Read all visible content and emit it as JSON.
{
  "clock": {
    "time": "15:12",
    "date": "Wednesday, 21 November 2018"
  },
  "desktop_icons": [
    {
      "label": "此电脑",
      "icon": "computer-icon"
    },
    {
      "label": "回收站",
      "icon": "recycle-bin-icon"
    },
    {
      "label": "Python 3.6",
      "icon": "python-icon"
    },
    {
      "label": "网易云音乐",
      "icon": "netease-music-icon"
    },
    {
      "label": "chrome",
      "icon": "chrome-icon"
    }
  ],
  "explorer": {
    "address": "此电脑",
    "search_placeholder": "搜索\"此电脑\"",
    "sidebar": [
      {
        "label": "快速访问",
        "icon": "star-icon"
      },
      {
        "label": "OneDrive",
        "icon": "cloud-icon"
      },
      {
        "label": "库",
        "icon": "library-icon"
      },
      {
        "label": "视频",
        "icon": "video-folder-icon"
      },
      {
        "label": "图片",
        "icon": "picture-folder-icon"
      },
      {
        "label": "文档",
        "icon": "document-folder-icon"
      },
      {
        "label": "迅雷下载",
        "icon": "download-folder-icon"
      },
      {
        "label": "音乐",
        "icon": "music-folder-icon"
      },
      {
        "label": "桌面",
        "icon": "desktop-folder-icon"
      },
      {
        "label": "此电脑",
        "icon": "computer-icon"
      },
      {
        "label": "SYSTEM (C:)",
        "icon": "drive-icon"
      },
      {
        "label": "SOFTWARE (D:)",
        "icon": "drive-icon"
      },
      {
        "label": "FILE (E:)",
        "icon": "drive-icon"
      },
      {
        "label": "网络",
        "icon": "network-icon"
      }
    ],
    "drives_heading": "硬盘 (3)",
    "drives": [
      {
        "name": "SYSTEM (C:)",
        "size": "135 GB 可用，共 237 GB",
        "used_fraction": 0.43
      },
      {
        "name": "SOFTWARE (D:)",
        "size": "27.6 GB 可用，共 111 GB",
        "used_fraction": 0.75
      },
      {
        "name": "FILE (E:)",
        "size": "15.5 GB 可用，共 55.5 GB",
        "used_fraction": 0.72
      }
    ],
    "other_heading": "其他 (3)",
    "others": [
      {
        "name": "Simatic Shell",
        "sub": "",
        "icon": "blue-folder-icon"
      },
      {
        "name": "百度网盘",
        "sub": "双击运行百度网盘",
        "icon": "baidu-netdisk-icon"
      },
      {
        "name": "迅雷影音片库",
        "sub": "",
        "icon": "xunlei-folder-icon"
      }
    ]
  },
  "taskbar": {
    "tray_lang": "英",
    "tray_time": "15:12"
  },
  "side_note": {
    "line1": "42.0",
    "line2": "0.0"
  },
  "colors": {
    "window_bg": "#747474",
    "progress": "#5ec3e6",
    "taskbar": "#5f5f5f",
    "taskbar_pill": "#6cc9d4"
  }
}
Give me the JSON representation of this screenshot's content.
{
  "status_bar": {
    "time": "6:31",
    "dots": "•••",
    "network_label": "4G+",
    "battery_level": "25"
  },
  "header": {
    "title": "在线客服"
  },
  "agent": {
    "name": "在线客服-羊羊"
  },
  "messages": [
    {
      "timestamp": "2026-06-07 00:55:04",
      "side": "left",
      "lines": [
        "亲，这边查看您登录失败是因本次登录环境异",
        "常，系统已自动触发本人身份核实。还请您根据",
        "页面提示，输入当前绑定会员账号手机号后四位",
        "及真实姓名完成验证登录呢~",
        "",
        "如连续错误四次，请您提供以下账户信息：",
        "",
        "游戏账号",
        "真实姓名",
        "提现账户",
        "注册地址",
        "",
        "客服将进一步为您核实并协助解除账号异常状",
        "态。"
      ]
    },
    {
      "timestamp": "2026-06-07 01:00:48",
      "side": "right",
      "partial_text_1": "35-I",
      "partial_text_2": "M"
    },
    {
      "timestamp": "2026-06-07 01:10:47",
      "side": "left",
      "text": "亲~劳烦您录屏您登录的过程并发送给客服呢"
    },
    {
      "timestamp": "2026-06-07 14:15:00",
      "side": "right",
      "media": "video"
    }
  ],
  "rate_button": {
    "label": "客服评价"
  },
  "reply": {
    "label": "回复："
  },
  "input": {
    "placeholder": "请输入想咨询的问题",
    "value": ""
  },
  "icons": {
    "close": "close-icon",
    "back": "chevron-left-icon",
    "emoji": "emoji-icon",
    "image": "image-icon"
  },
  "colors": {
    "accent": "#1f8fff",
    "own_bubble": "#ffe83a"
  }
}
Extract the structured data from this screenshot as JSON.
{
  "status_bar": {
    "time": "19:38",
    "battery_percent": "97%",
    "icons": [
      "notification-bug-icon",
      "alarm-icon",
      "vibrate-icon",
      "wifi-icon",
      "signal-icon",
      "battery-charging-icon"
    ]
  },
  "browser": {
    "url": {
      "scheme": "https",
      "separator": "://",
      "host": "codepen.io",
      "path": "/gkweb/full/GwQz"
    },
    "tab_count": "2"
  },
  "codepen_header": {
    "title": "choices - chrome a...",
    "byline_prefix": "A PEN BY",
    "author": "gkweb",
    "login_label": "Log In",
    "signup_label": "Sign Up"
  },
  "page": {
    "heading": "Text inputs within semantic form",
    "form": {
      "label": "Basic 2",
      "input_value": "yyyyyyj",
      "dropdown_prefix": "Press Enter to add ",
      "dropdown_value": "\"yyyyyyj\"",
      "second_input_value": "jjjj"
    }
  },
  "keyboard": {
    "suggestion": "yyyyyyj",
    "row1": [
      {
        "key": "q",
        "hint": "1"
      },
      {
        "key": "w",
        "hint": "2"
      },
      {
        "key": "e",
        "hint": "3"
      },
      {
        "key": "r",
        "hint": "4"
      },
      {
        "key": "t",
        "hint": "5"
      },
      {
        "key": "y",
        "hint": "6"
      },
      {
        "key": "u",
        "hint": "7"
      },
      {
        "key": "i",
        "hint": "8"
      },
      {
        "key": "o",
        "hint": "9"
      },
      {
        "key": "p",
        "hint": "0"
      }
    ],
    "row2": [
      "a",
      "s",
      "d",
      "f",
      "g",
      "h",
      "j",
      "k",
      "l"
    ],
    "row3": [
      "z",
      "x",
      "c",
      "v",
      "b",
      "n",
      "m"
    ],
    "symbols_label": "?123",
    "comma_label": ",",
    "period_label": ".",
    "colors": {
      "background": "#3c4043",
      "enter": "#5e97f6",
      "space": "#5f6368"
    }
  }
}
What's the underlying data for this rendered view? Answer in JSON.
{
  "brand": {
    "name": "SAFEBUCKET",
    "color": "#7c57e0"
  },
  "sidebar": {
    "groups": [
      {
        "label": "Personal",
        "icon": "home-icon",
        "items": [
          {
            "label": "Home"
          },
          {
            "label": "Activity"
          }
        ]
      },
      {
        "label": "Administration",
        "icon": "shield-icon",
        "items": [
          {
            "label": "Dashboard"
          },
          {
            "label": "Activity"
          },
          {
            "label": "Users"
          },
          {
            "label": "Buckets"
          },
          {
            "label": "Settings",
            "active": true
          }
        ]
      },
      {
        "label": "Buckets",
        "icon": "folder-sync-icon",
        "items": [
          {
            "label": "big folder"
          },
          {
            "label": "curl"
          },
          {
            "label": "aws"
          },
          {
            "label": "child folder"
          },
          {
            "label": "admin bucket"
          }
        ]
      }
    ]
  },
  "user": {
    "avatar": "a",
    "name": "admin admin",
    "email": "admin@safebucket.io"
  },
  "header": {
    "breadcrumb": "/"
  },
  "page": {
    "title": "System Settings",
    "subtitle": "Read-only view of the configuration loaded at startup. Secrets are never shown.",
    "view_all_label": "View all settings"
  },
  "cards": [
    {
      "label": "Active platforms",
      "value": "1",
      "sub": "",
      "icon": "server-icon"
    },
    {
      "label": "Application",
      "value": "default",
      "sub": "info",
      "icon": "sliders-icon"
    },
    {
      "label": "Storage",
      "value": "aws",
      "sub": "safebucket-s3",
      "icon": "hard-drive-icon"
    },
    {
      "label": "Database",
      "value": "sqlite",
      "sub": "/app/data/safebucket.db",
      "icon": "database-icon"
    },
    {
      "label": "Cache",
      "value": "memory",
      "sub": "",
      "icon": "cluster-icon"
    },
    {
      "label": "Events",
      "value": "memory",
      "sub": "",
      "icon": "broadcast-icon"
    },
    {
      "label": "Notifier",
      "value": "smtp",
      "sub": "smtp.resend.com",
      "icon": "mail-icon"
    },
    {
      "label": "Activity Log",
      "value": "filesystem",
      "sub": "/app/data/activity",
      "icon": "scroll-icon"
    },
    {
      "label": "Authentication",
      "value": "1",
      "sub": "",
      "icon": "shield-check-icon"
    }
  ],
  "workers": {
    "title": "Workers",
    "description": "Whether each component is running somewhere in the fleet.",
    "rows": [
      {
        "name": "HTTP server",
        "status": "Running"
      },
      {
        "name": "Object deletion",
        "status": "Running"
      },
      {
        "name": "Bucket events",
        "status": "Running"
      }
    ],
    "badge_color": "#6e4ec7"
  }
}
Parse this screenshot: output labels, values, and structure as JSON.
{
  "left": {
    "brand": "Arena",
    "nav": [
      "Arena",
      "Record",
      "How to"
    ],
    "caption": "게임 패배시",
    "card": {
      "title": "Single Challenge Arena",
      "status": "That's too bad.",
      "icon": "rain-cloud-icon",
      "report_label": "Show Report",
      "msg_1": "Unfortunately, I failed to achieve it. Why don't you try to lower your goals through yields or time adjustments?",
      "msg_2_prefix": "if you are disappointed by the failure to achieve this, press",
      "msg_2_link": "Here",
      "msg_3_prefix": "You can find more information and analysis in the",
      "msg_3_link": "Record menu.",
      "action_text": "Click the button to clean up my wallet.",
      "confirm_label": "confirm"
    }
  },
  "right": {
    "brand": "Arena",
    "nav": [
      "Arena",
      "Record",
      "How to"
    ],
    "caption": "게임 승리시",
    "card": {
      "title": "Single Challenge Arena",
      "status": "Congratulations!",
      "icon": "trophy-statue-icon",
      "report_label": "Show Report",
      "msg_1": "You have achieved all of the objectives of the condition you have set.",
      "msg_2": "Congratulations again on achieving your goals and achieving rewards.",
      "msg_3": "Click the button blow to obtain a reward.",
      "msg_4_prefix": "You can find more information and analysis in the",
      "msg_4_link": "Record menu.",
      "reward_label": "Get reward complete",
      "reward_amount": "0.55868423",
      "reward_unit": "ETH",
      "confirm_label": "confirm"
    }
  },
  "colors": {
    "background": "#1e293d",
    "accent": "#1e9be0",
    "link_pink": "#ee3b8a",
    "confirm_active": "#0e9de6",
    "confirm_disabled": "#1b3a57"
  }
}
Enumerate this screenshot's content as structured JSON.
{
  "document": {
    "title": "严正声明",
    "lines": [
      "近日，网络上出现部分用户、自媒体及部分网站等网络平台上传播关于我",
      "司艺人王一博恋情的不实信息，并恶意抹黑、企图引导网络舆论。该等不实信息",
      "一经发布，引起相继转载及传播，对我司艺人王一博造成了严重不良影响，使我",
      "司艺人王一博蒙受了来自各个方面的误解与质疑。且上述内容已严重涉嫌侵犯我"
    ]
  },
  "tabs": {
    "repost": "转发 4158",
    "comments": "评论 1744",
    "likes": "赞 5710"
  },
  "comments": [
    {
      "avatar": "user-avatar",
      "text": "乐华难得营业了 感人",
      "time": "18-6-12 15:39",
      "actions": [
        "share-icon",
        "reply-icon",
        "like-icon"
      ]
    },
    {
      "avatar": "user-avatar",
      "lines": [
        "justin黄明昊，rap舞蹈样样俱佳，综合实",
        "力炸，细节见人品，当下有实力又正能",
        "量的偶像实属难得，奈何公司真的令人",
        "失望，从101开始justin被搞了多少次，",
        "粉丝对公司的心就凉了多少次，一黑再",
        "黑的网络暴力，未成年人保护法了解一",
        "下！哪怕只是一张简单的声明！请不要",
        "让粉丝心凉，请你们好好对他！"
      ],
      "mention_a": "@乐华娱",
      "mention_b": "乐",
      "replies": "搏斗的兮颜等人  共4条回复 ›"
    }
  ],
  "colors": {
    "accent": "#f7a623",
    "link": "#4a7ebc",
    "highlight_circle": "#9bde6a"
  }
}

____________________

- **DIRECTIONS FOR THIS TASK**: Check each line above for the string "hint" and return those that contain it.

- **RESPONSE AREA**:
        "hint": "1"
        "hint": "2"
        "hint": "3"
        "hint": "4"
        "hint": "5"
        "hint": "6"
        "hint": "7"
        "hint": "8"
        "hint": "9"
        "hint": "0"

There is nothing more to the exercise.